Shelley as a romantic poet

Show Shelley as a poet of reformation or regeneration.

Shelley as a romantic poetAnswer:
Shelley had certain inherent tendencies which made him a rebel and a reformer. From his very early life he marked an antagonism between himself and the established order of society.

‘Ode to the West Wind’, shows Shelley’s revolutionary zeal and his ideas of social reform. Shelley believes that both nature and the society of men are suffering from deadly diseases like tyranny, oppression, corruption and injustice. These deadly diseases are like pestilence which can be cured by a miraculous change. This change can be brought about by power and the West Wind has this power, because it is a destructive as well as a creative agent of nature.

The West Wind comes inevitably in the cycle of seasons —autumn, winter, spring and summer, and when it comes, it drives the decayed leaves which rot under earth in winter and are turned into manure to help new vegetation’s and plants grow in the spring. In this process it plays the dual role of a destroyer and preserver, because it stores up the seeds for their future blossoming in the coming spring.

To develop the theme of regeneration, Shelley has introduced the cycle of seasons — the annual rotation of autumn winter, spring and summer. The first stanza of the poem is devoted to autumn, winter and spring, while the second and the third state the activities of the wind in the summer. The change in the cycle of seasons in the natural world is mixed up with the idea of destruction and creation, death and rebirth, decadence and progress.


In the fourth stanza of the ode, the world of nature is transferred to the world of humanity. Shelley now invokes the terrible power of the West Wind in his own life, and urges the wind to regenerate him from his state of disappointment and despair. The agonized soul of the poet appeals to the West Wind to free him from the bondage of the world,

“oh! lift me as a wave, a leaf, a cloud!
I fall upon the thorns of life-I bleed-“

The theme of regeneration or revolution attains a universal dimension, in the last stanza. Shelley expresses his desire to regenerate or to reform the whole humanity of the world. In this great task of reformation, he invokes the revolutionary spirit of the West Wind. He want the West Wind to blow over him, just as i blows over the forest He requests the wind to fill him with indomitable power and spirit needed to change the unawakened world. He asks the wind to scatter his verses all over the world lily “ashes and sparks” from an “extinguished hearth” so that the fig of revolution can destroy the old system of corruption, oppression and exploitation in different parts of the world.
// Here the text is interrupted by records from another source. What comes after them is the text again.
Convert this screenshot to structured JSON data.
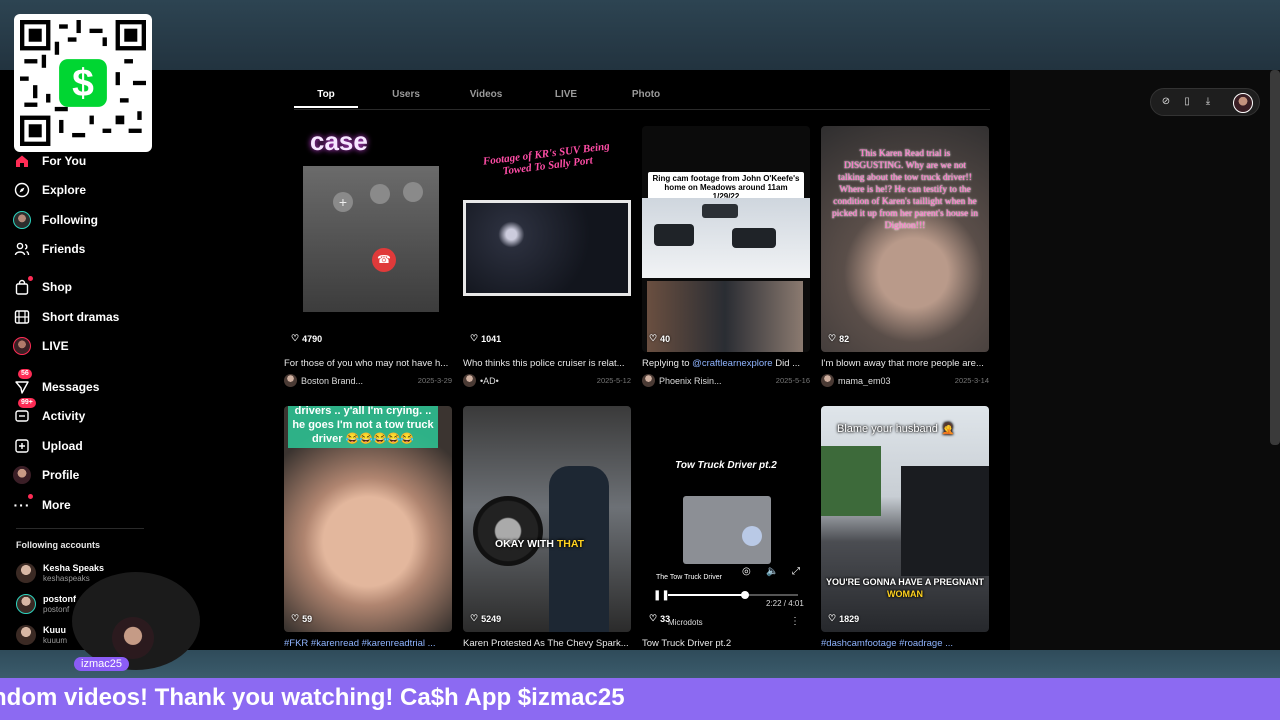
{
  "qr": {
    "icon": "cash-app-dollar"
  },
  "nav": [
    {
      "label": "For You",
      "icon": "home-icon"
    },
    {
      "label": "Explore",
      "icon": "compass-icon"
    },
    {
      "label": "Following",
      "icon": "following-avatar"
    },
    {
      "label": "Friends",
      "icon": "friends-icon"
    },
    {
      "label": "Shop",
      "icon": "bag-icon"
    },
    {
      "label": "Short dramas",
      "icon": "film-icon"
    },
    {
      "label": "LIVE",
      "icon": "live-avatar"
    },
    {
      "label": "Messages",
      "icon": "messages-icon",
      "badge": "56"
    },
    {
      "label": "Activity",
      "icon": "activity-icon",
      "badge": "99+"
    },
    {
      "label": "Upload",
      "icon": "upload-icon"
    },
    {
      "label": "Profile",
      "icon": "profile-avatar"
    },
    {
      "label": "More",
      "icon": "more-icon"
    }
  ],
  "following_accounts": {
    "heading": "Following accounts",
    "items": [
      {
        "name": "Kesha Speaks",
        "handle": "keshaspeaks"
      },
      {
        "name": "postonf",
        "handle": "postonf"
      },
      {
        "name": "Kuuu",
        "handle": "kuuum"
      }
    ]
  },
  "webcam": {
    "label": "izmac25"
  },
  "tabs": [
    "Top",
    "Users",
    "Videos",
    "LIVE",
    "Photo"
  ],
  "active_tab": "Top",
  "toolbar": {
    "icons": [
      "compass-icon",
      "phone-icon",
      "download-icon",
      "user-avatar"
    ]
  },
  "videos": [
    {
      "likes": "4790",
      "caption": "For those of you who may not have h...",
      "author": "Boston Brand...",
      "date": "2025-3-29",
      "overlay_text": "case"
    },
    {
      "likes": "1041",
      "caption": "Who thinks this police cruiser is relat...",
      "author": "•AD•",
      "date": "2025-5-12",
      "overlay_text": "Footage of KR's SUV Being Towed To Sally Port"
    },
    {
      "likes": "40",
      "caption_prefix": "Replying to ",
      "caption_mention": "@craftlearnexplore",
      "caption_suffix": " Did ...",
      "author": "Phoenix Risin...",
      "date": "2025-5-16",
      "overlay_text": "Ring cam footage from John O'Keefe's home on Meadows around 11am 1/29/22"
    },
    {
      "likes": "82",
      "caption": "I'm blown away that more people are...",
      "author": "mama_em03",
      "date": "2025-3-14",
      "overlay_text": "This Karen Read trial is DISGUSTING. Why are we not talking about the tow truck driver!! Where is he!? He can testify to the condition of Karen's taillight when he picked it up from her parent's house in Dighton!!!"
    },
    {
      "likes": "59",
      "caption": "#FKR #karenread #karenreadtrial ...",
      "caption_is_tags": true,
      "overlay_text": "drivers .. y'all I'm crying. .. he goes I'm not a tow truck driver 😂😂😂😂😂"
    },
    {
      "likes": "5249",
      "caption": "Karen Protested As The Chevy Spark...",
      "overlay_text_a": "OKAY WITH ",
      "overlay_text_b": "THAT"
    },
    {
      "likes": "33",
      "caption": "Tow Truck Driver pt.2",
      "overlay_text": "Tow Truck Driver pt.2",
      "player": {
        "time": "2:22 / 4:01",
        "progress": 0.59,
        "channel": "Microdots",
        "now_playing": "The Tow Truck Driver"
      }
    },
    {
      "likes": "1829",
      "caption": "#dashcamfootage #roadrage ...",
      "caption_is_tags": true,
      "overlay_text": "Blame your husband 🤦",
      "overlay_text_bottom_a": "YOU'RE GONNA HAVE A PREGNANT ",
      "overlay_text_bottom_b": "WOMAN"
    }
  ],
  "ticker": "ndom videos! Thank you watching! Ca$h App $izmac25",
  "colors": {
    "accent": "#fe2c55",
    "ticker_bg": "#8c6af2",
    "mention": "#8fb4ff",
    "top_strip": "#2d4452"
  }
}
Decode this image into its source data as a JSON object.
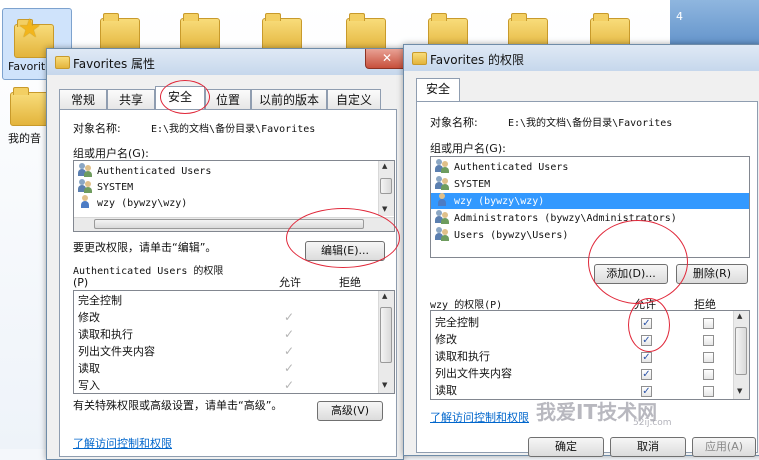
{
  "desktop": {
    "favorites_label": "Favorites",
    "music_label": "我的音",
    "badge_number": "4"
  },
  "props_dialog": {
    "title": "Favorites 属性",
    "close_label": "✕",
    "tabs": [
      "常规",
      "共享",
      "安全",
      "位置",
      "以前的版本",
      "自定义"
    ],
    "object_name_label": "对象名称:",
    "object_name_value": "E:\\我的文档\\备份目录\\Favorites",
    "group_label": "组或用户名(G):",
    "users": [
      "Authenticated Users",
      "SYSTEM",
      "wzy (bywzy\\wzy)"
    ],
    "change_hint": "要更改权限，请单击“编辑”。",
    "edit_button": "编辑(E)...",
    "perm_title": "Authenticated Users 的权限",
    "perm_sub": "(P)",
    "allow_col": "允许",
    "deny_col": "拒绝",
    "permissions": [
      "完全控制",
      "修改",
      "读取和执行",
      "列出文件夹内容",
      "读取",
      "写入"
    ],
    "allow_checked": [
      false,
      true,
      true,
      true,
      true,
      true
    ],
    "special_hint": "有关特殊权限或高级设置，请单击“高级”。",
    "advanced_button": "高级(V)",
    "link": "了解访问控制和权限"
  },
  "perm_dialog": {
    "title": "Favorites 的权限",
    "tab": "安全",
    "object_name_label": "对象名称:",
    "object_name_value": "E:\\我的文档\\备份目录\\Favorites",
    "group_label": "组或用户名(G):",
    "users": [
      {
        "name": "Authenticated Users",
        "selected": false,
        "icon": "group-user-icon"
      },
      {
        "name": "SYSTEM",
        "selected": false,
        "icon": "group-user-icon"
      },
      {
        "name": "wzy (bywzy\\wzy)",
        "selected": true,
        "icon": "single-user-icon"
      },
      {
        "name": "Administrators (bywzy\\Administrators)",
        "selected": false,
        "icon": "group-user-icon"
      },
      {
        "name": "Users (bywzy\\Users)",
        "selected": false,
        "icon": "group-user-icon"
      }
    ],
    "add_button": "添加(D)...",
    "remove_button": "删除(R)",
    "perm_title": "wzy 的权限(P)",
    "allow_col": "允许",
    "deny_col": "拒绝",
    "permissions": [
      "完全控制",
      "修改",
      "读取和执行",
      "列出文件夹内容",
      "读取"
    ],
    "allow_checked": [
      true,
      true,
      true,
      true,
      true
    ],
    "deny_checked": [
      false,
      false,
      false,
      false,
      false
    ],
    "link": "了解访问控制和权限",
    "ok_button": "确定",
    "cancel_button": "取消",
    "apply_button": "应用(A)"
  },
  "watermark": {
    "text": "我爱IT技术网",
    "sub": "52ij.com"
  },
  "colors": {
    "selection": "#3399ff",
    "link": "#0066cc",
    "annotation": "#e0283a"
  }
}
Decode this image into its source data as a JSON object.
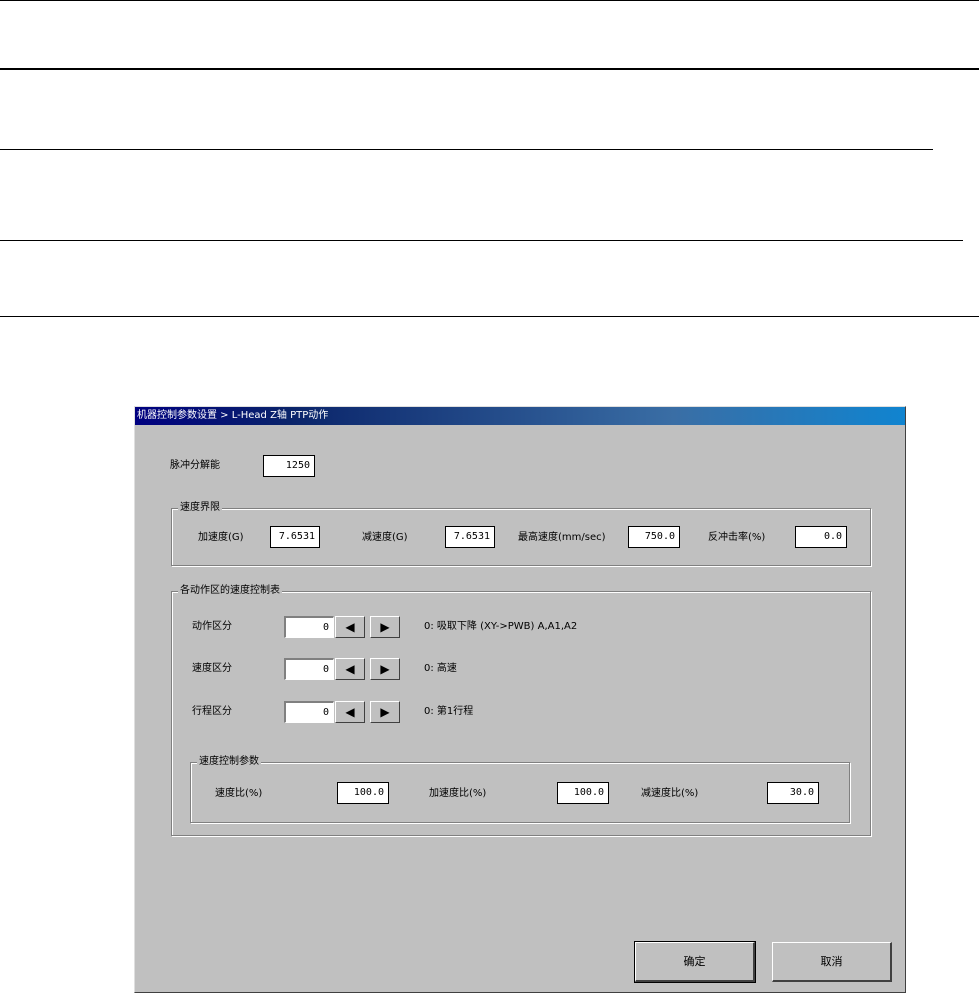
{
  "dialog": {
    "title": "机器控制参数设置 > L-Head Z轴 PTP动作",
    "pulse_resolution": {
      "label": "脉冲分解能",
      "value": "1250"
    },
    "speed_limit": {
      "legend": "速度界限",
      "accel_label": "加速度(G)",
      "accel_value": "7.6531",
      "decel_label": "减速度(G)",
      "decel_value": "7.6531",
      "max_speed_label": "最高速度(mm/sec)",
      "max_speed_value": "750.0",
      "rebound_label": "反冲击率(%)",
      "rebound_value": "0.0"
    },
    "speed_table": {
      "legend": "各动作区的速度控制表",
      "rows": [
        {
          "label": "动作区分",
          "value": "0",
          "desc": "0: 吸取下降 (XY->PWB) A,A1,A2"
        },
        {
          "label": "速度区分",
          "value": "0",
          "desc": "0: 高速"
        },
        {
          "label": "行程区分",
          "value": "0",
          "desc": "0: 第1行程"
        }
      ],
      "params": {
        "legend": "速度控制参数",
        "speed_ratio_label": "速度比(%)",
        "speed_ratio_value": "100.0",
        "accel_ratio_label": "加速度比(%)",
        "accel_ratio_value": "100.0",
        "decel_ratio_label": "减速度比(%)",
        "decel_ratio_value": "30.0"
      }
    },
    "ok_label": "确定",
    "cancel_label": "取消",
    "icons": {
      "left": "◀",
      "right": "▶"
    }
  }
}
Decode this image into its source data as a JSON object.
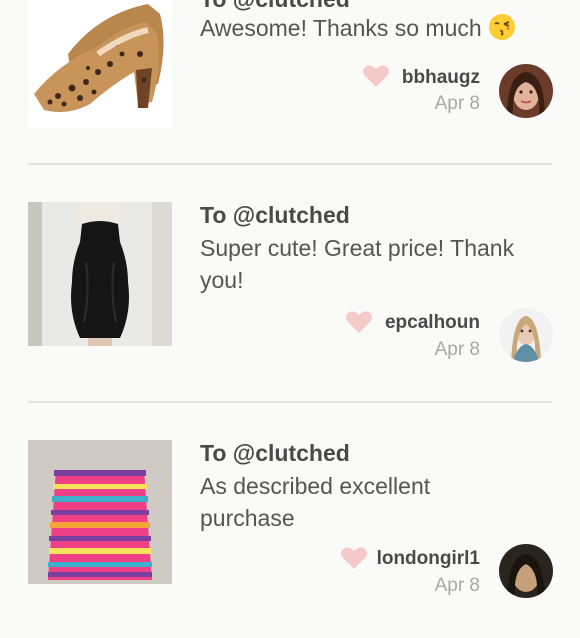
{
  "reviews": [
    {
      "to": "To @clutched",
      "message": "Awesome! Thanks so much",
      "emoji": "kissing-face-emoji",
      "username": "bbhaugz",
      "date": "Apr 8",
      "item": "leopard-pumps-image",
      "avatar": "avatar-bbhaugz"
    },
    {
      "to": "To @clutched",
      "message": "Super cute! Great price! Thank you!",
      "username": "epcalhoun",
      "date": "Apr 8",
      "item": "black-strapless-dress-image",
      "avatar": "avatar-epcalhoun"
    },
    {
      "to": "To @clutched",
      "message": "As described excellent purchase",
      "username": "londongirl1",
      "date": "Apr 8",
      "item": "striped-skirt-image",
      "avatar": "avatar-londongirl1"
    }
  ],
  "colors": {
    "heart": "#f6c9c9",
    "text_dark": "#4a4a4a",
    "text_muted": "#a8a8a8",
    "divider": "#e4e4e2",
    "background": "#fafaf9"
  }
}
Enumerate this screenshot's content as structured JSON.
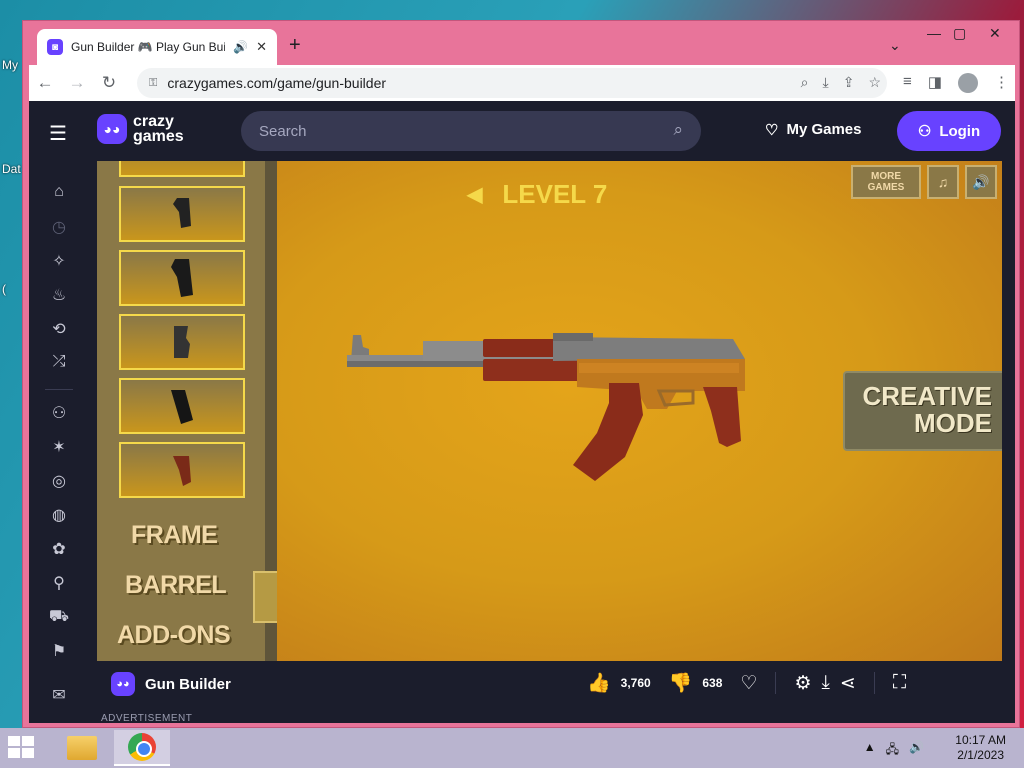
{
  "desktop": {
    "icon_labels": [
      "My",
      "Dat",
      "("
    ]
  },
  "browser": {
    "tab": {
      "title": "Gun Builder 🎮 Play Gun Builder",
      "favicon": "cg"
    },
    "url": "crazygames.com/game/gun-builder"
  },
  "site": {
    "logo_line1": "crazy",
    "logo_line2": "games",
    "search_placeholder": "Search",
    "my_games": "My Games",
    "login": "Login"
  },
  "game": {
    "level": "LEVEL 7",
    "more_games": "MORE GAMES",
    "categories": [
      "FRAME",
      "BARREL",
      "ADD-ONS"
    ],
    "creative_mode_line1": "CREATIVE",
    "creative_mode_line2": "MODE"
  },
  "game_footer": {
    "name": "Gun Builder",
    "likes": "3,760",
    "dislikes": "638"
  },
  "advertisement": "ADVERTISEMENT",
  "taskbar": {
    "time": "10:17 AM",
    "date": "2/1/2023"
  },
  "colors": {
    "brand": "#6842ff",
    "header_bg": "#1b1d2c",
    "game_bg": "#d69a18",
    "level_text": "#f5d94a",
    "window_frame": "#e8749a"
  }
}
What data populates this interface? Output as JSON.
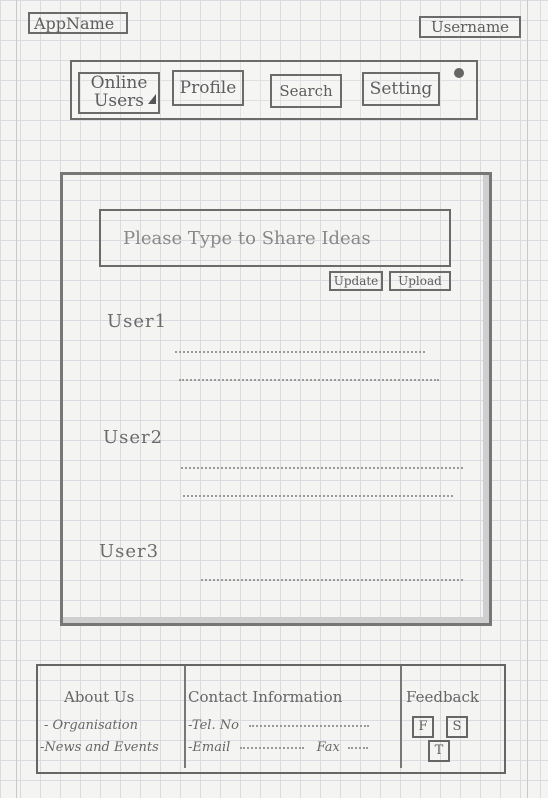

Thus a new prosperous society will be built on the ruins of the old. Just as the dead leaves form soil out of which new vegetation grows, Shelley’s thoughts which were considered dead by many, will prove fruitful ground for new ideas to spring from. Shelley believes that he will be able to bring about perfect happiness for mankind.